# MATERIAL FOR THE TASK
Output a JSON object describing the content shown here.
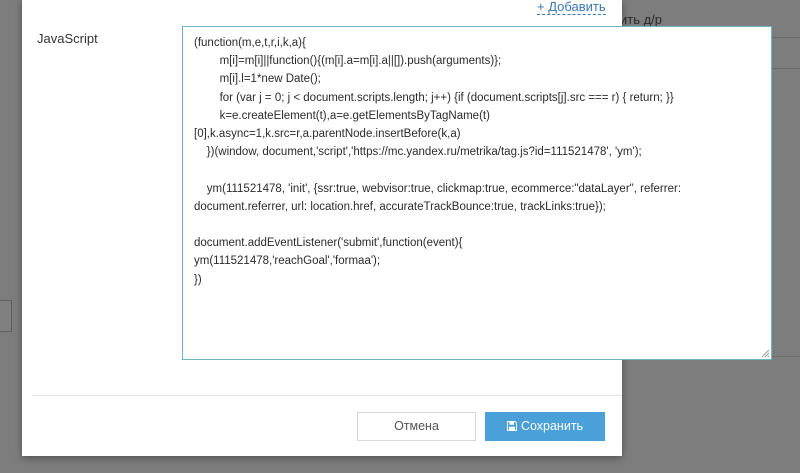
{
  "background": {
    "partial_text": "ить д/р"
  },
  "modal": {
    "add_link": "+ Добавить",
    "field_label": "JavaScript",
    "code": "(function(m,e,t,r,i,k,a){\n        m[i]=m[i]||function(){(m[i].a=m[i].a||[]).push(arguments)};\n        m[i].l=1*new Date();\n        for (var j = 0; j < document.scripts.length; j++) {if (document.scripts[j].src === r) { return; }}\n        k=e.createElement(t),a=e.getElementsByTagName(t)\n[0],k.async=1,k.src=r,a.parentNode.insertBefore(k,a)\n    })(window, document,'script','https://mc.yandex.ru/metrika/tag.js?id=111521478', 'ym');\n\n    ym(111521478, 'init', {ssr:true, webvisor:true, clickmap:true, ecommerce:\"dataLayer\", referrer: document.referrer, url: location.href, accurateTrackBounce:true, trackLinks:true});\n\ndocument.addEventListener('submit',function(event){\nym(111521478,'reachGoal','formaa');\n})",
    "cancel_label": "Отмена",
    "save_label": "Сохранить"
  },
  "colors": {
    "accent": "#4aa0d8",
    "link": "#3a78b6",
    "focus_border": "#6cb7c5"
  },
  "icons": {
    "save": "floppy-disk-icon",
    "resize": "resize-grip-icon"
  }
}
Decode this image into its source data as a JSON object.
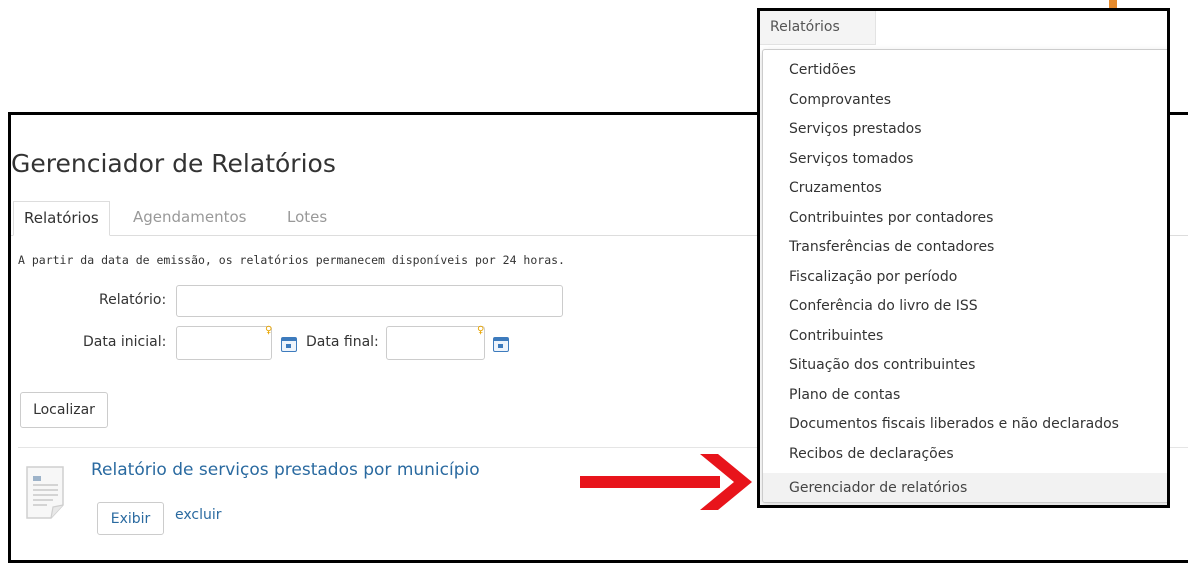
{
  "page": {
    "title": "Gerenciador de Relatórios",
    "tabs": [
      {
        "label": "Relatórios",
        "active": true
      },
      {
        "label": "Agendamentos",
        "active": false
      },
      {
        "label": "Lotes",
        "active": false
      }
    ],
    "info_text": "A partir da data de emissão, os relatórios permanecem disponíveis por 24 horas."
  },
  "form": {
    "report_label": "Relatório:",
    "report_value": "",
    "start_date_label": "Data inicial:",
    "start_date_value": "",
    "end_date_label": "Data final:",
    "end_date_value": "",
    "search_button": "Localizar"
  },
  "results": [
    {
      "title": "Relatório de serviços prestados por município",
      "view_button": "Exibir",
      "delete_link": "excluir"
    }
  ],
  "menu": {
    "header": "Relatórios",
    "items": [
      {
        "label": "Certidões",
        "submenu": true
      },
      {
        "label": "Comprovantes",
        "submenu": true
      },
      {
        "label": "Serviços prestados",
        "submenu": true
      },
      {
        "label": "Serviços tomados",
        "submenu": true
      },
      {
        "label": "Cruzamentos",
        "submenu": true
      },
      {
        "label": "Contribuintes por contadores",
        "submenu": false
      },
      {
        "label": "Transferências de contadores",
        "submenu": false
      },
      {
        "label": "Fiscalização por período",
        "submenu": false
      },
      {
        "label": "Conferência do livro de ISS",
        "submenu": false
      },
      {
        "label": "Contribuintes",
        "submenu": false
      },
      {
        "label": "Situação dos contribuintes",
        "submenu": false
      },
      {
        "label": "Plano de contas",
        "submenu": false
      },
      {
        "label": "Documentos fiscais liberados e não declarados",
        "submenu": false
      },
      {
        "label": "Recibos de declarações",
        "submenu": false
      },
      {
        "label": "Gerenciador de relatórios",
        "submenu": false,
        "highlighted": true
      }
    ]
  },
  "colors": {
    "link": "#2a6aa0",
    "annotation_arrow": "#e8141b",
    "accent_bar": "#e58a2c"
  }
}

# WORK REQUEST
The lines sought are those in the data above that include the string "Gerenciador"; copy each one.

# RESPONSE BELOW
    "title": "Gerenciador de Relatórios",
        "label": "Gerenciador de relatórios",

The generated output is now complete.